Total params: 1,154,066 Trainable params: 1,154,066 Non-trainable params: 0

To keep the dataset size small PatchCAMELYON is stored as int8 patches. For network training we need float32 and we want to normalize between 0 and 1. The function below performs this task.

def convert_sample(sample):
    image, label = sample['image'], sample['label']  
    image = tf.image.convert_image_dtype(image, tf.float32)
    label = tf.one_hot(label, 2, dtype=tf.float32)
    return image, label

Now we use the pipeline to apply this function to the dataset in a parallel fashion. We also shuffle the training data with a shuffle buffer (which is randomly filled with samples from the dataset) of 1024. Next we define batches of 64 patches for training and 128 for validation. Last, we prefetch 2 batches such that we can get batches during training on the GPU.

train_pipeline = pcam['train'].map(convert_sample,
valid_pipeline = pcam['validation'].map(convert_sample,

Now we just apply train and evaluate the model using our dataset pipeline. We pick the steps per epoch such that the entire training and validation set are covered each epoch. We keep the History object that fit returns to plot the loss progression later on. We now just do 5 epochs for illustration purposes. Feel free to experiment with the number of epochs. If you want to keep the best model during training you can use the Keras ModelCheckpoint callback to write each improvement to disk.

hist =,
                 verbose=2, epochs=5, steps_per_epoch=4096, validation_steps=256)

Epoch 1/5 4096/4096 - 101s - loss: 0.6756 - accuracy: 0.5501 - val_loss: 0.5228 - val_accuracy: 0.7527 Epoch 2/5 4096/4096 - 98s - loss: 0.4292 - accuracy: 0.8071 - val_loss: 0.3946 - val_accuracy: 0.8249 Epoch 3/5 4096/4096 - 99s - loss: 0.3165 - accuracy: 0.8675 - val_loss: 0.3634 - val_accuracy: 0.8390 Epoch 4/5 4096/4096 - 100s - loss: 0.2586 - accuracy: 0.8958 - val_loss: 0.3707 - val_accuracy: 0.8340 Epoch 5/5 4096/4096 - 99s - loss: 0.2260 - accuracy: 0.9118 - val_loss: 0.3353 - val_accuracy: 0.8568

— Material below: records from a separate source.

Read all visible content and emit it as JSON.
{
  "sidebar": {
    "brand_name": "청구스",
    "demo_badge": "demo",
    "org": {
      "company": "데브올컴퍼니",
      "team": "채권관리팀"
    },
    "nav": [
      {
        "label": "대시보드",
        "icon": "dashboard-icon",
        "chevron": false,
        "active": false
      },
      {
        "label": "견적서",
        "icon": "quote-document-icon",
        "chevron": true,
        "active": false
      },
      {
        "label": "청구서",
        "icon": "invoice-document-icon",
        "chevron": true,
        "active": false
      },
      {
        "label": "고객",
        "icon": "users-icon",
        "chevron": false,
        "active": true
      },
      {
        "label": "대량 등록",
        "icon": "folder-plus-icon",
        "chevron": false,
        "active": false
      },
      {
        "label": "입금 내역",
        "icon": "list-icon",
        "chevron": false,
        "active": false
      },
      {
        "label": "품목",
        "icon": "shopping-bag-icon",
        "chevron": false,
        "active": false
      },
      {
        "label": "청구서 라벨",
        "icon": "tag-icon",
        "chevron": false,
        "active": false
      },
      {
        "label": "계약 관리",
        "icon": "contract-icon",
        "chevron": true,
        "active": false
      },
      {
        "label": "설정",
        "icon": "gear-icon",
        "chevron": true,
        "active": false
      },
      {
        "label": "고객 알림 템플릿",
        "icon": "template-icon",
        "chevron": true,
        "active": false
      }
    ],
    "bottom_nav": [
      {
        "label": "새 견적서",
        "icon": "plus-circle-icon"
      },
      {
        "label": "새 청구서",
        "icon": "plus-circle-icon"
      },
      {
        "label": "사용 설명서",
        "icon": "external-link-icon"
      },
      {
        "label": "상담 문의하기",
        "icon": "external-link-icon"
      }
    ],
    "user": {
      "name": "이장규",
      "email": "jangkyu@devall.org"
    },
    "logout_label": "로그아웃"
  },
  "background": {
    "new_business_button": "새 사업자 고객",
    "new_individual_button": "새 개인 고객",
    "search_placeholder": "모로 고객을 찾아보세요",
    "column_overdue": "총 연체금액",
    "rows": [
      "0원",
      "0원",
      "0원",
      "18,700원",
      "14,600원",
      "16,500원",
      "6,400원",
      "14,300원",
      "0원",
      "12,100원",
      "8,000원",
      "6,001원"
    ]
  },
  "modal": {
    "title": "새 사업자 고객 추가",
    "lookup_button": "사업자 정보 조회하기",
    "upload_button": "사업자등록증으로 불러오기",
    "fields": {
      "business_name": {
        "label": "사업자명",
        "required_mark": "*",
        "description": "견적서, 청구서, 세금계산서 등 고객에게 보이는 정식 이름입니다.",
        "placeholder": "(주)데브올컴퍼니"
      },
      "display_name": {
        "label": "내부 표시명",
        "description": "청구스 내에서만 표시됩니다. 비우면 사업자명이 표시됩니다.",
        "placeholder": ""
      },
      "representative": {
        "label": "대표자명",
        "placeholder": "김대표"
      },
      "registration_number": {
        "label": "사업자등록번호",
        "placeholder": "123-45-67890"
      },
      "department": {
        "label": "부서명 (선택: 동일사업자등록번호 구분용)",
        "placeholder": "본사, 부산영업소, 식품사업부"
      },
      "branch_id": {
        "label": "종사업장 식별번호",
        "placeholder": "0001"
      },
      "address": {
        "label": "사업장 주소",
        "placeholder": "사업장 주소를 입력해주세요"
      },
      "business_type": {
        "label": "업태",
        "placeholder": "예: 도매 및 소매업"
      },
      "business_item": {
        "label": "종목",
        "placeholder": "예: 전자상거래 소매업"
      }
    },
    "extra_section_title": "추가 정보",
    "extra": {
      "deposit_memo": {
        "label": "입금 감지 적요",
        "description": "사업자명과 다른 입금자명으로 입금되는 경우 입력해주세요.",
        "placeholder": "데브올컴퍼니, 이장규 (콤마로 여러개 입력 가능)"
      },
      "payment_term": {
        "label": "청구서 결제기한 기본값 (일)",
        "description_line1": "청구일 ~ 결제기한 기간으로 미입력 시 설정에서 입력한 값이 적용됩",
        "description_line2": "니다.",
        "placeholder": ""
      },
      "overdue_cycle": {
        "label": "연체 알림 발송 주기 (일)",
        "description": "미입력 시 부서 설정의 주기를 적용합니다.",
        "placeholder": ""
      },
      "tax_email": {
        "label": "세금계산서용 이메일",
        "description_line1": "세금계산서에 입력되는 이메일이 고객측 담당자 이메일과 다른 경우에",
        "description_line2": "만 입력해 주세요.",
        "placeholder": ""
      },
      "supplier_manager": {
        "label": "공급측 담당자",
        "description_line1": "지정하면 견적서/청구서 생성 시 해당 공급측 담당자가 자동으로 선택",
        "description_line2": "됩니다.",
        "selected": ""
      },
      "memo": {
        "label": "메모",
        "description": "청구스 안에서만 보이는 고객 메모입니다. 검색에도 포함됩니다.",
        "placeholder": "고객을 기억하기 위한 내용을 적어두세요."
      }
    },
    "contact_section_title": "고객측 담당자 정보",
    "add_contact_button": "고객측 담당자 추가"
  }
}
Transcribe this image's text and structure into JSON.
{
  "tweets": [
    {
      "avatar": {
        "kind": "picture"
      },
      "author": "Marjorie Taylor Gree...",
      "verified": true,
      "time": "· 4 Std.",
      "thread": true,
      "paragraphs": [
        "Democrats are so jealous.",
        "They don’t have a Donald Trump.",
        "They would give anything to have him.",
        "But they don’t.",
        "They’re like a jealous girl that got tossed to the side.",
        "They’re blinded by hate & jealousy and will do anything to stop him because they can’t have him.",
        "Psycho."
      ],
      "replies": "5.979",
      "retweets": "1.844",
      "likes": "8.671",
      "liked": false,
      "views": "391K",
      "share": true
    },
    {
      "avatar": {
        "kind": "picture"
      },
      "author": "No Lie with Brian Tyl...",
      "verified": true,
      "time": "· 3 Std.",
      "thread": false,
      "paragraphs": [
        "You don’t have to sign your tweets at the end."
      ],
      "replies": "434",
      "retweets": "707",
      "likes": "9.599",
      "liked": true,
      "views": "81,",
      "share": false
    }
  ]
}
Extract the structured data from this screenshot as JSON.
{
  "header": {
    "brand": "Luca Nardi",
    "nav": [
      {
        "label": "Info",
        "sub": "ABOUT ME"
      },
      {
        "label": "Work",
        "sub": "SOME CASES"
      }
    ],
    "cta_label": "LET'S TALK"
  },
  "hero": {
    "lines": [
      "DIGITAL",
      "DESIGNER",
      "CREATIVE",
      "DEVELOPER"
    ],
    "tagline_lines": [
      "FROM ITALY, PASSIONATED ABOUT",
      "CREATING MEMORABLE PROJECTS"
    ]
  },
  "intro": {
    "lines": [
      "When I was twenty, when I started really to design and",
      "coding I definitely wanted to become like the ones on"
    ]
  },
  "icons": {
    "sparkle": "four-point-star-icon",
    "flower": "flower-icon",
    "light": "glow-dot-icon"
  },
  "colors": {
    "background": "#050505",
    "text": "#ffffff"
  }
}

If we are happy with our performance on the validation set we can check whether it generalized to the test set. Note that it is bad practice to look at your test set performance too often; you will start making modification to your network/training procedure to optimize test set performance which results in optimistically biased performance estimates.

test_pipeline = pcam['test'].map(convert_sample, num_parallel_calls=8).batch(128).prefetch(2)
print("Test set accuracy is {0:.4f}".format(model.evaluate(test_pipeline, steps=128, verbose=0)[1]))

Test set accuracy is 0.8563

If we are happy with the performance we can write the model to disk.


If you followed along with all the steps you should get a test set performance between 0.8 and 0.87. Differences occur due to different weight initialization of the network for example. To make network training more reproducible you can specify the random seed for the weight initializers manually. Note that the training process cannot be fully deterministic due to backpropogation step in the CUDNN library not being deterministic. I hope you enjoyed this brief tutorial, the next post will be about how to use our saved model to classify a whole-slide image.